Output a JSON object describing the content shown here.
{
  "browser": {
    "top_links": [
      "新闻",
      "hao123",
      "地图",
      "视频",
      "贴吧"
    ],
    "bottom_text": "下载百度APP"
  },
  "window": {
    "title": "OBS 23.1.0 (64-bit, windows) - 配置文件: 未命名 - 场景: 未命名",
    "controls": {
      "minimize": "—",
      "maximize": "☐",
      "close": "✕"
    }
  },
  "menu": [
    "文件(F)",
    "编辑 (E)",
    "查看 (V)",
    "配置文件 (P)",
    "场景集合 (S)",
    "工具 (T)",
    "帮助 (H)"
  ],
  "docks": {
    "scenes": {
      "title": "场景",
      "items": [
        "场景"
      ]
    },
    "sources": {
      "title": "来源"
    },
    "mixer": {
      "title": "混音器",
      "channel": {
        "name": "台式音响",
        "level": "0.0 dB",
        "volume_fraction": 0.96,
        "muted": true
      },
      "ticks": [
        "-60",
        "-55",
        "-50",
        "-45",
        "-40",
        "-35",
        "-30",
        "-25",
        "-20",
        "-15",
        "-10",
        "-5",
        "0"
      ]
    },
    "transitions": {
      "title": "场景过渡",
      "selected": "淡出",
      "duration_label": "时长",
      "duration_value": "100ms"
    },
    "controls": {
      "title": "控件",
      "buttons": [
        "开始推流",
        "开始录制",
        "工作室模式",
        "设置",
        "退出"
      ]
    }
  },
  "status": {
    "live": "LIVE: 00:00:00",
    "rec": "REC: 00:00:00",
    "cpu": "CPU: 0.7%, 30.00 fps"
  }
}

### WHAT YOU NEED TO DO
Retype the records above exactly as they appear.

### SOLUTION
Output a JSON object describing the content shown here.
{
  "browser": {
    "top_links": [
      "新闻",
      "hao123",
      "地图",
      "视频",
      "贴吧"
    ],
    "bottom_text": "下载百度APP"
  },
  "window": {
    "title": "OBS 23.1.0 (64-bit, windows) - 配置文件: 未命名 - 场景: 未命名",
    "controls": {
      "minimize": "—",
      "maximize": "☐",
      "close": "✕"
    }
  },
  "menu": [
    "文件(F)",
    "编辑 (E)",
    "查看 (V)",
    "配置文件 (P)",
    "场景集合 (S)",
    "工具 (T)",
    "帮助 (H)"
  ],
  "docks": {
    "scenes": {
      "title": "场景",
      "items": [
        "场景"
      ]
    },
    "sources": {
      "title": "来源"
    },
    "mixer": {
      "title": "混音器",
      "channel": {
        "name": "台式音响",
        "level": "0.0 dB",
        "volume_fraction": 0.96,
        "muted": true
      },
      "ticks": [
        "-60",
        "-55",
        "-50",
        "-45",
        "-40",
        "-35",
        "-30",
        "-25",
        "-20",
        "-15",
        "-10",
        "-5",
        "0"
      ]
    },
    "transitions": {
      "title": "场景过渡",
      "selected": "淡出",
      "duration_label": "时长",
      "duration_value": "100ms"
    },
    "controls": {
      "title": "控件",
      "buttons": [
        "开始推流",
        "开始录制",
        "工作室模式",
        "设置",
        "退出"
      ]
    }
  },
  "status": {
    "live": "LIVE: 00:00:00",
    "rec": "REC: 00:00:00",
    "cpu": "CPU: 0.7%, 30.00 fps"
  }
}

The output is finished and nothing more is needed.